This season, the close connection between art and fashion is boldly apparent. “Art can further legitimise fashion concepts and ideas,” says DH-PR’s Daisy Hoppen, who looks after clients from both genres. You don’t need to be an art aficionado to spy diverse referencing of painting, sculpture and installations infusing the spring collections. Take Zac Posen, for instance. His romantic and archly feminine collection of tulle and satin dresses borrowed its delicate colour palette and florals from the Impressionists. Over in London, rising star Barbara Casasola’s collection of refined, yet utterly modern, eveningwear took its cue from the work of Brazilian sculptor Lygia Clark, and Jil Sander’s prints were indebted to Arte Povera artist Alighiero Boetti. The inspirations were as varied as they were intriguing.
“Fashion is art brought to life… A painting is static, a piece of clothing is lived in”
Always ahead of the curve, Céline’s Phoebe Philo steered away from minimalism with an exuberant collection inspired, in part, by Brassaï’s graffiti. Boxy tunics and fluid, pleated dresses were swathed in bold, broad brushstrokes and abstract squiggles. Fresh and optimistic as ever, Philo seems to know exactly what we want before we do. Miuccia Prada also took inspiration from street art, commissioning six young artists to paint murals for the walls of the venue. The vibrant, arresting imagery was also found across the clothes and bags. True to form, the intellectual weight of the collection was matched by its desirability. Who wouldn’t fall for the opportunity to purchase a piece of Prada that’s also a limited-edition artwork?
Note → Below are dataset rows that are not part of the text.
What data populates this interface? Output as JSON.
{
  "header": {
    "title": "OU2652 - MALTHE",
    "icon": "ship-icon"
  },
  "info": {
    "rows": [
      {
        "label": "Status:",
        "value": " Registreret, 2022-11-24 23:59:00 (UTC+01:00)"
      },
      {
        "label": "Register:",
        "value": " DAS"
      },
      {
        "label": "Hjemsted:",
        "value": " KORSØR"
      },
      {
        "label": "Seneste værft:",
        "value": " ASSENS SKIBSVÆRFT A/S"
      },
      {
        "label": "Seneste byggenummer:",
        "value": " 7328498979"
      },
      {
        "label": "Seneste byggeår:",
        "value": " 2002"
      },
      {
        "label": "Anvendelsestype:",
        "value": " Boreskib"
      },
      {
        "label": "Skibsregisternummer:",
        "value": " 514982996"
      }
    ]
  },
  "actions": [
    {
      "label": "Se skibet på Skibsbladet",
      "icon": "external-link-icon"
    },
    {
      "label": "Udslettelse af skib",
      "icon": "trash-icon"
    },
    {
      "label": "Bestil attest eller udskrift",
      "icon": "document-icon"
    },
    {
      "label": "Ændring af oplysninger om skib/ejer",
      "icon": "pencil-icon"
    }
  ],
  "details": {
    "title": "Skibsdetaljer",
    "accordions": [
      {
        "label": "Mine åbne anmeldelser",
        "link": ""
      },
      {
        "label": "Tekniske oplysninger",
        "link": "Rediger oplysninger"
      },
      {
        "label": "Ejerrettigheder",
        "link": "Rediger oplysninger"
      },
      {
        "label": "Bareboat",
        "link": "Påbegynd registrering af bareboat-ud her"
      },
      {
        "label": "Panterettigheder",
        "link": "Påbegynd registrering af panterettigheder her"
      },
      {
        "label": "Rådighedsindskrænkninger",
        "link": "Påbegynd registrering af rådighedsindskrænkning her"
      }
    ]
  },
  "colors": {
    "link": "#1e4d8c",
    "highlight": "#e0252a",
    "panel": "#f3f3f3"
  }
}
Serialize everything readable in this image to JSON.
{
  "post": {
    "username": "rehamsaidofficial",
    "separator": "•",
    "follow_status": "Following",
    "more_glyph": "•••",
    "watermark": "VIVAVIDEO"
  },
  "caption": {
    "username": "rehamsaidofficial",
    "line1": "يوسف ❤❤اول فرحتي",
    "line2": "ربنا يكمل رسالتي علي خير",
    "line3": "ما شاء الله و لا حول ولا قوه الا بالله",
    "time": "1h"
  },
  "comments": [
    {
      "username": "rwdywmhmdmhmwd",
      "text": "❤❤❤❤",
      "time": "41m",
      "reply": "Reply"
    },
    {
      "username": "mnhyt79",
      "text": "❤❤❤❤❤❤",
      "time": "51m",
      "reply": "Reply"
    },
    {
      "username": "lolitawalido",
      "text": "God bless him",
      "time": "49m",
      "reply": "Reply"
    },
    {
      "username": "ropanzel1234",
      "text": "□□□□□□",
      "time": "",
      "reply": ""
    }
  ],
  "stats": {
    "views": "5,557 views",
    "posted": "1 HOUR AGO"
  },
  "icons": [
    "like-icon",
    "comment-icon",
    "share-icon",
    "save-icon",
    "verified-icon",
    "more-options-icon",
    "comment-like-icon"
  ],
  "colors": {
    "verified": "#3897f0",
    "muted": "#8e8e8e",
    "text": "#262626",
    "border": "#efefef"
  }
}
Of course, when it comes to fashion and art collaborations, Louis Vuitton is the leader of the pack. Under the creative direction of modern-art enthusiast Marc Jacobs, the storied house has produced ground-breaking capsule collections with the likes of Takashi Murakami, Richard Prince and Yayoi Kusama. In his swansong collection for the house, Jacobs echoed one of his most successful collaborations as Edie Campbell took to the catwalk painted in a Stephen Sprouse graffiti version of the LV logo. “Well considered art/fashion collaborations can be both incredibly lucrative, successful and also creatively interesting,” says Hoppen, who recently oversaw a project in which the Michael Hoppen photography gallery teamed up with German-based Filed Under, translating works by Chloe Sells and Simon Norfolk onto silk scarves. Other recent collaborations include Damian Hirst teaming up with Alexander McQueen, and Diane von Furstenberg putting Warhol flowers on her 40th anniversary wrap dress capsule collection.
For some designers it’s not so much a specific artist or movement that inspires, it’s also the mood. For instance, J Crew’s paint-splattered trousers hint at our collective fantasies of an artist’s studio. Paired with high-heeled sandals the messiness acquires a deliberate and luxe edge. Similarly, Dior’s S/S14 campaign, starring a impeccable Marion Cotillard standing in front of a paint smeared wall, further cements Raf Simons’ vision of modern-luxury. Its balance between restraint and wildness is alluring.
Perhaps the key to these successful partnerships is that fashion is art brought to life. Thus there is something democratic, something warm, about the idea of art being loved and used. As Storey puts it: “Buying fashion is usually more accessible than buying art. People like to look at art, so why not also wear it? We adorn our bodies with garments like we dress the walls of our living spaces – it makes complete sense.”